The central question at hand, as Secretary Albright has noted, is whether the Congress will allocate a mere one penny of every dollar the U.S. Government spends to shaping a safer, more secure world. And so the question we face as a nation is this: Is one penny for foreign affairs for every federal dollar too expensive today when considering the possible costs tomorrow? The United States has forces stationed across the globe, from Asia to the Middle East to Europe. These forces – these men and women in uniform -- do not serve in isolation.

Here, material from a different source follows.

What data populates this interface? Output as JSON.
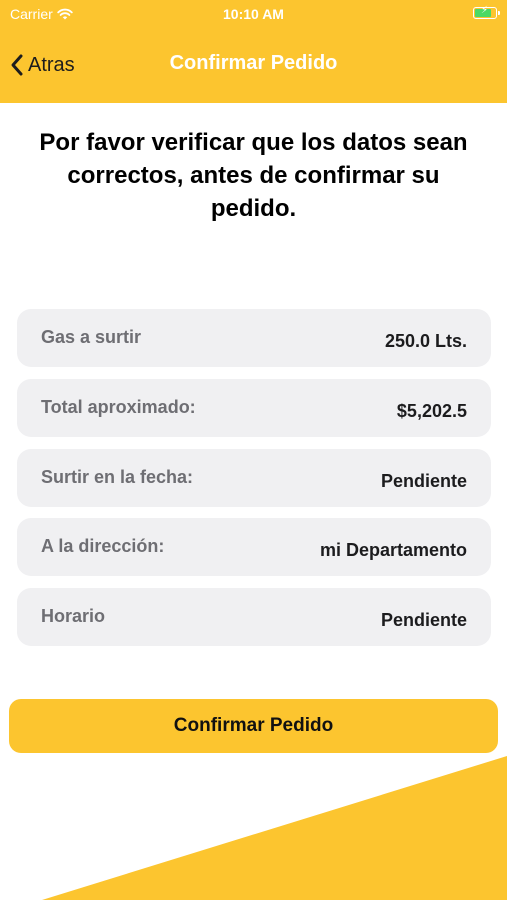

Whether they are in danger, whether they find themselves at risk or engaged in military operations is a direct function of the peace and stability of the regions in which they serve, stability in many cases made possible by the very programs now threatened by inadequate funding.

So those who would question, for example, whether we should continue to fully support efforts to bring nuclear stability to the Korean Peninsula should consider the 38,000 American men and women who are serving within a short drive of the North Korean border.

Those who would question whether we should fully support efforts to bring peace and prosperity to regions like the Middle East should consider the more than 20,000 men and women in uniform serving in the Arabian Gulf region who would be most likely to bear the burden of any future conflict.

Those who would question whether we should fully support efforts to finish the important work we have started in the Balkans should consider the thousands of Americans serving in Bosnia and Kosovo today.

In short, those who think a mere one penny out of every federal dollar is too expensive must recognize that this is a pittance when measured against the cost of not preserving peace and stability. Indeed, no one, no one should view foreign affairs funding as merely another budget issue. It is no exaggeration to say that this is an issue of the very safety of our forces overseas. That is why it is so important that Congress approve this critical funding. That is why I wanted to be here today. Thank you very much.